Insights From The Spirit of the Disciplines by Dallas Willard
Dallas Willard teaches that discipline works by indirection. A discipline is something we can do that enables us to do what we haven’t yet been able to do by our own direct effort. We train and enlist a new skill using a power greater than our own. In the disciplines we use the Spirit of God that raised Jesus Christ, to lift us to greater ability.
More importantly, he emphasizes that the greatest asset to discipline is a joyful attitude! Imagine that your heart is smiling through it. Your most true part longs to be where this is leading you. We are encouraged to connect to the perspective of love and joy. Why are you drawn to the disciplines? Because you love God and desire the intimacy of Spirit filled-living. It is a loving reunion with the One that has always been faithful to you. We fill ourselves with the goodness that has always been There. Our own hearts and lives need the disciplines, or the chance to develop new perspectives and patterns of seeing and living so that we experience intimacy with God and walk in His Spirit.
As with all in the Christian walk we understand that by our own “muscle” and strength we falter and stumble. We get caught in ourselves and start controlling the outcome and numerous other mortal failings. But with the power of The Spirit, we surrender – we yield to what is Greater than ourselves (and die to self). We allow ourselves to Shepherded. With our hearts emptied by what hinders, we enter as disciples (who have been disciplined) and walk with The Spirit.
Discipline also works when developing new habits of body, mind, and heart. In daily living, we are faced with a multitude of choices at every turn. Developing a new habit means opposing a force that has “learned” to cope with these choices in one way and formed a set response.
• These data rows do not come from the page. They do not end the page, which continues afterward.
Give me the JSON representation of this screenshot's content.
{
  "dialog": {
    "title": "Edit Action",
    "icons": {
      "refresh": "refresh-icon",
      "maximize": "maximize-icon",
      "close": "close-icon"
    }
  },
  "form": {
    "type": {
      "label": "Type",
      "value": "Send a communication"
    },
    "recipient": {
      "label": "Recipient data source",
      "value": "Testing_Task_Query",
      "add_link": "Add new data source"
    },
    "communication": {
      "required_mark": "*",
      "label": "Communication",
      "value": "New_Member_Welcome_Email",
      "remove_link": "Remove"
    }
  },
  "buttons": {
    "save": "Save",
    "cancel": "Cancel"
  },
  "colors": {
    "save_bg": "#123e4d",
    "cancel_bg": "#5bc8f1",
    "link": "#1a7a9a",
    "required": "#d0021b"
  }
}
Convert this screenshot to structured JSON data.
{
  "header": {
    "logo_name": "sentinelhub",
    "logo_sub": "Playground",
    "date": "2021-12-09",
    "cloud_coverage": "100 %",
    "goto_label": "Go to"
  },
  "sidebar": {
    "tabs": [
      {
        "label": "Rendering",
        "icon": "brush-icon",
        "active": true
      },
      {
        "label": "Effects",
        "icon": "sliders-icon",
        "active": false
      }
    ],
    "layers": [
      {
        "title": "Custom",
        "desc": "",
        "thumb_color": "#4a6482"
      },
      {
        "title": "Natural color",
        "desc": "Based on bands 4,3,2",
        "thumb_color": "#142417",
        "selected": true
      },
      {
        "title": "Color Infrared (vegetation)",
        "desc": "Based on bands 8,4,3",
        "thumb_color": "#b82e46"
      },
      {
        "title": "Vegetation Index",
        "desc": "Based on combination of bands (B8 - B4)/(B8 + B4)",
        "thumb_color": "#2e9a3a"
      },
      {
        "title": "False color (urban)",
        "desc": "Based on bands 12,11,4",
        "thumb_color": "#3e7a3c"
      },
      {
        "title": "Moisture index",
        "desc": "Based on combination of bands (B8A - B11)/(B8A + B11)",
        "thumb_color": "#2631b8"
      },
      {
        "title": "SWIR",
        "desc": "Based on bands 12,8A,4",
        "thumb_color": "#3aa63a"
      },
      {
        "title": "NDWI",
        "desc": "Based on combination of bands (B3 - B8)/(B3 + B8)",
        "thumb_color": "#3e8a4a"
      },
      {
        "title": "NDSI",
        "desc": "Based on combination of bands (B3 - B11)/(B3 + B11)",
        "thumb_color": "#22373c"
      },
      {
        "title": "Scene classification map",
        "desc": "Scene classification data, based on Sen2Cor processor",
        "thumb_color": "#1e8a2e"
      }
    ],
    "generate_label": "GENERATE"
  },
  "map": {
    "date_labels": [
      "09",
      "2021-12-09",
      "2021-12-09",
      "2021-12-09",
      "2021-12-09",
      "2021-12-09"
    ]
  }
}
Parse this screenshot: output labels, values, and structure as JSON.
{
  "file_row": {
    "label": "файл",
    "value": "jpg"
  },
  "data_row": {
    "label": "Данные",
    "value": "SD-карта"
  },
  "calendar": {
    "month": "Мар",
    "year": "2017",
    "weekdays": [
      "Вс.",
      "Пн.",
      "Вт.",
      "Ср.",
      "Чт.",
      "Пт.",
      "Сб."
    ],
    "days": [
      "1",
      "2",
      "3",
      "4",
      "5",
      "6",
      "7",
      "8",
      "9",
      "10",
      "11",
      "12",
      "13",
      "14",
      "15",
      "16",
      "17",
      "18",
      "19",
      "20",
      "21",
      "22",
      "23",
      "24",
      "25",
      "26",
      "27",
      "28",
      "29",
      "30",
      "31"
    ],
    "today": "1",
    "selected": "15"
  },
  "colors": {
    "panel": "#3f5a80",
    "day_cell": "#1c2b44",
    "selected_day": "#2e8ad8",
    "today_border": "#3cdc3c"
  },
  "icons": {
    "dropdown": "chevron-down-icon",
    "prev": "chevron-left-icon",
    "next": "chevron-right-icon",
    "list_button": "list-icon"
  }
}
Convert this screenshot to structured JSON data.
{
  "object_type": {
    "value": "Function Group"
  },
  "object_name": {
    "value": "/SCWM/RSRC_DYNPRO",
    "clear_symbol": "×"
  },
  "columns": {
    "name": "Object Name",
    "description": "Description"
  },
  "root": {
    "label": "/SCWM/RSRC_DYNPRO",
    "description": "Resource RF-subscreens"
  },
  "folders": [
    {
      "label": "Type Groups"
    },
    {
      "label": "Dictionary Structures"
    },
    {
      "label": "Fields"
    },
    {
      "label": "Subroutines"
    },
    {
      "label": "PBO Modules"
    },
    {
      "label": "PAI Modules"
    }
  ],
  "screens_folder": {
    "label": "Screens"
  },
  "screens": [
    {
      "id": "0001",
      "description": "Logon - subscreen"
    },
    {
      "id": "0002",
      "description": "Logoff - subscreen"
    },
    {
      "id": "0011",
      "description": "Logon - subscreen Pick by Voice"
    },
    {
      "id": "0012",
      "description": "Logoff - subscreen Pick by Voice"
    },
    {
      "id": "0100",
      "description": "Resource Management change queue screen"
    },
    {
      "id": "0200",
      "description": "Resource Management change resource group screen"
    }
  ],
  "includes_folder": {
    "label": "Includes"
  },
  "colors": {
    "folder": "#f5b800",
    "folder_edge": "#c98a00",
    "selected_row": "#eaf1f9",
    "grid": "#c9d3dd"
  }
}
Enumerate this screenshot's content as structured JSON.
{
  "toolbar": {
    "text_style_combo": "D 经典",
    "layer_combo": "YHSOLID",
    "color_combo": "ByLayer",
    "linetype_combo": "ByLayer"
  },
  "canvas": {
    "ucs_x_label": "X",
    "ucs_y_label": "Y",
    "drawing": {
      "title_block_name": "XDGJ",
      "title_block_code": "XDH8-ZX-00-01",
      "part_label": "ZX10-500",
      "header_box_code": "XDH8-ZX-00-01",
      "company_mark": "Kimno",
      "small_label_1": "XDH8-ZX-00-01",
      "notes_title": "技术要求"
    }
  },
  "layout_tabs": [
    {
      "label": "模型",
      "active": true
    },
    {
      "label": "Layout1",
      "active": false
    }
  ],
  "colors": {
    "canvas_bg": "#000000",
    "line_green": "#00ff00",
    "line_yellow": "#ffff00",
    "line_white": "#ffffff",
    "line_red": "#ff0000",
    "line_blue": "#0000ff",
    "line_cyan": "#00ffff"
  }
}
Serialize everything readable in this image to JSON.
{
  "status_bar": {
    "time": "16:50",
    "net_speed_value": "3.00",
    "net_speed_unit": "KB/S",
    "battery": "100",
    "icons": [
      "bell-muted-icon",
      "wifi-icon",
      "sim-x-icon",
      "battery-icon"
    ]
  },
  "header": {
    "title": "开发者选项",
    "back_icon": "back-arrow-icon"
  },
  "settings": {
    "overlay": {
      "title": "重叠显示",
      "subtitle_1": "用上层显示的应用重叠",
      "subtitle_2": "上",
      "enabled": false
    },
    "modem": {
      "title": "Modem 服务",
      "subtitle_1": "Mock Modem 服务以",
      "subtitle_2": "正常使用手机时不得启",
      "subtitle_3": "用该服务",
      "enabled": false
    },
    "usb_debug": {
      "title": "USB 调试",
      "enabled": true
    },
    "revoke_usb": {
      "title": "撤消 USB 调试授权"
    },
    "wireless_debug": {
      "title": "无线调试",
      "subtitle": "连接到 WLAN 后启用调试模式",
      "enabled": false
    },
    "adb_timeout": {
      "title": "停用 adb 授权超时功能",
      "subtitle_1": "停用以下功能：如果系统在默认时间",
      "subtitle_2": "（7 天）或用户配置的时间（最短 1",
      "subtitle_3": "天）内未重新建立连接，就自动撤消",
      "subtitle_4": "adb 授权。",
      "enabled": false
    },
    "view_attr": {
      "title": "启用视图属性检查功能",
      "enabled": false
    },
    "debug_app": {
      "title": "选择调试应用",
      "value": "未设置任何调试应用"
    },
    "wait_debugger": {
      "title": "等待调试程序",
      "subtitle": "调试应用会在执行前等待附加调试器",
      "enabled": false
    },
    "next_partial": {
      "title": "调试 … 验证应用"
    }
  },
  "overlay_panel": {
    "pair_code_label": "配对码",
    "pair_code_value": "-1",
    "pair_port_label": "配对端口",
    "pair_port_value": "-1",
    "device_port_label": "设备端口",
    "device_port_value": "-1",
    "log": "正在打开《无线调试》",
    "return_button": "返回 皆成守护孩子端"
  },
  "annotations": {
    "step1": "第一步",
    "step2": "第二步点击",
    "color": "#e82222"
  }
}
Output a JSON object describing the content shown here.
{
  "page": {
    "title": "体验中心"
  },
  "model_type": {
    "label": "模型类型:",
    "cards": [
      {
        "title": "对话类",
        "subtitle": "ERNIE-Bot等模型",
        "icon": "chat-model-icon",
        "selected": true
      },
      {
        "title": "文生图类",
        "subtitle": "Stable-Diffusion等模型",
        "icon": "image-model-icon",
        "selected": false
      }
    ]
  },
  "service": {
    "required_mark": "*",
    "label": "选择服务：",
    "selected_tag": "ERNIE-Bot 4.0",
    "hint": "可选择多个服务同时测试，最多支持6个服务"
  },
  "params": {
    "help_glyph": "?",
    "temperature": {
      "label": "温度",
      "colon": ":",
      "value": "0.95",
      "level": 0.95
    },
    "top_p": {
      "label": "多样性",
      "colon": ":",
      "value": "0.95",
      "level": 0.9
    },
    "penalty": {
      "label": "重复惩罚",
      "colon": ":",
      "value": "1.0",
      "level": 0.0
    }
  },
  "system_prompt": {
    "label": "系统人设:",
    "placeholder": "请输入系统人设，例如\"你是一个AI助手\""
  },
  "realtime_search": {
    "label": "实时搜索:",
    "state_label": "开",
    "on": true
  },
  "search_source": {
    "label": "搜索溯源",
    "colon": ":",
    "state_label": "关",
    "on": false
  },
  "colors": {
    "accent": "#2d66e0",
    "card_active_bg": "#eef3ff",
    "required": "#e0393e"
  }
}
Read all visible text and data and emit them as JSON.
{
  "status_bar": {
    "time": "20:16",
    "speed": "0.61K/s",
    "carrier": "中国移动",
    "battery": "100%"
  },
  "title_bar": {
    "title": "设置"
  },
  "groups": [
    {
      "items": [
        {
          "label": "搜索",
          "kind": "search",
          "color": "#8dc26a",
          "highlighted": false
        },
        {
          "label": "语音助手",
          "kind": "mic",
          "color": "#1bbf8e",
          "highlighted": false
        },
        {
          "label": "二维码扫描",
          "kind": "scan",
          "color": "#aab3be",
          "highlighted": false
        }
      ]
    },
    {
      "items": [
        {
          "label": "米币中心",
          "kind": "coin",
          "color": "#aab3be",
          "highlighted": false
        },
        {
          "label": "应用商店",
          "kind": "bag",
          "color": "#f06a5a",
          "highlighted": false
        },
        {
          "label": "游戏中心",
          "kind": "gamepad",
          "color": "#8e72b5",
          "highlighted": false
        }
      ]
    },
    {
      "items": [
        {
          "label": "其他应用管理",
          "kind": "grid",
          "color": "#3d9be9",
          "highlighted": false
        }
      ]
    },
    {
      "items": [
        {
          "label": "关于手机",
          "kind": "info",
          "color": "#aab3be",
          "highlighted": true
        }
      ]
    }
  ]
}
A discipline asks that the pattern is broken. It asks that we “wake” from the habitual way of living long enough to purify and permit a new “aspect or perspective” to be born in its place. This will be by the power of Spirit, led by God. We joyfully walk in the discipline praying that we will re-form, emptied of what was needed to be left behind, forward renewed by The Spirit of God. We pray that our new perspective bears the fruit of Spirit-directed living.
Here are some main disciplines of abstinence and engagement that have been helpful to Christ-followers over the centuries as offered by Dallas Willard.
This Spiritual Disciplines List features some main disciplines for life in Christ with concise definitions for each. You will notice disciplines of abstinence and disciplines of engagement.
Disciplines of Abstinence (Self-Denial)
These are ways of denying ourselves something we want or need in order to make space to focus on and connect with God.
Solitude: Refraining from interacting with other people in order to be alone with God and be found by him. (Solitude is completed by silence.)
Silence: Not speaking in a quiet place in order to quiet our minds and whole self and attend to God’s presence. Also, not speaking so that we can listen to others and bless them.
Fasting: Going without food (or something else like media) for a period of intensive prayer — the fast may be complete or partial.
Sabbath: Doing no work to rest in God’s person and provision; praying and playing with God and others. (God designed this for one day a week. We can practice it for shorter periods too.)
Secrecy: Not making our good deeds or qualities known to let God or others receive attention and to find our sufficiency in God alone (e.g., see Matthew 6).
Submission: Not asserting ourselves in order to come under the authority, wisdom, and power of Jesus Christ as our Lord, King, and Master. (If you think of this as submitting to a person as unto Christ then it’s a discipline of engagement.)
Disciplines of Engagement (Christ in Community)
These are ways of connecting with God and other people, conversing honestly with them in order to love and be loved.
Bible Reading: Trusting the Holy Spirit-inspired words of Scripture as our guide, wisdom, and strength for life. (Related disciplines include Bible study, Scripture meditation, and praying God’s Word.)
Worship: Praising God’s greatness, goodness, and beauty in words, music, ritual, or silence. (We can worship God privately or in community.)
Prayer: Conversing with God about what we’re experiencing and doing together. (As we see in the Lord’s Prayer the main thing we do in prayer is to make requests or intercessions to our Father for one another.)
Soul Friendship: Engaging fellow disciples of Jesus in prayerful conversation or other spiritual practices. (Related spiritual disciplines or practices include small groups, spiritual direction, and mentoring relationships.)
Personal Reflection: Paying attention to our inner self in order to grow in love for God, others, and self. (The Psalms in the Bible model this.)
Service: Humbly serving God by overflowing with his love and compassion to others, especially those in need. (Also tithing and giving.)